● **GIVEN RECORDS**:
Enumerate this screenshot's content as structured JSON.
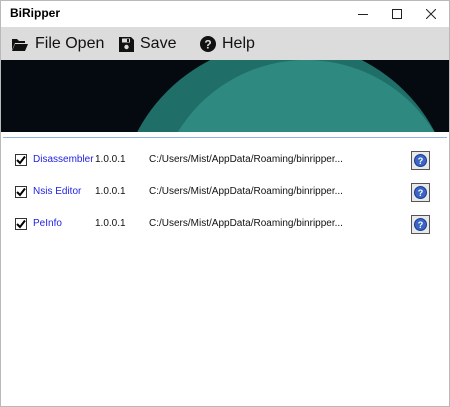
{
  "window": {
    "title": "BiRipper"
  },
  "toolbar": {
    "file_open_label": "File Open",
    "save_label": "Save",
    "help_label": "Help"
  },
  "plugins": [
    {
      "checked": true,
      "name": "Disassembler",
      "version": "1.0.0.1",
      "path": "C:/Users/Mist/AppData/Roaming/binripper..."
    },
    {
      "checked": true,
      "name": "Nsis Editor",
      "version": "1.0.0.1",
      "path": "C:/Users/Mist/AppData/Roaming/binripper..."
    },
    {
      "checked": true,
      "name": "PeInfo",
      "version": "1.0.0.1",
      "path": "C:/Users/Mist/AppData/Roaming/binripper..."
    }
  ],
  "colors": {
    "banner_bg": "#050a10",
    "banner_teal": "#2e8a80",
    "link_blue": "#1f1fe0",
    "toolbar_bg": "#dcdcdc"
  }
}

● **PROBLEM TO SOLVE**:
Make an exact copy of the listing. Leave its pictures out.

● **YOUR SOLUTION**:
Enumerate this screenshot's content as structured JSON.
{
  "window": {
    "title": "BiRipper"
  },
  "toolbar": {
    "file_open_label": "File Open",
    "save_label": "Save",
    "help_label": "Help"
  },
  "plugins": [
    {
      "checked": true,
      "name": "Disassembler",
      "version": "1.0.0.1",
      "path": "C:/Users/Mist/AppData/Roaming/binripper..."
    },
    {
      "checked": true,
      "name": "Nsis Editor",
      "version": "1.0.0.1",
      "path": "C:/Users/Mist/AppData/Roaming/binripper..."
    },
    {
      "checked": true,
      "name": "PeInfo",
      "version": "1.0.0.1",
      "path": "C:/Users/Mist/AppData/Roaming/binripper..."
    }
  ],
  "colors": {
    "banner_bg": "#050a10",
    "banner_teal": "#2e8a80",
    "link_blue": "#1f1fe0",
    "toolbar_bg": "#dcdcdc"
  }
}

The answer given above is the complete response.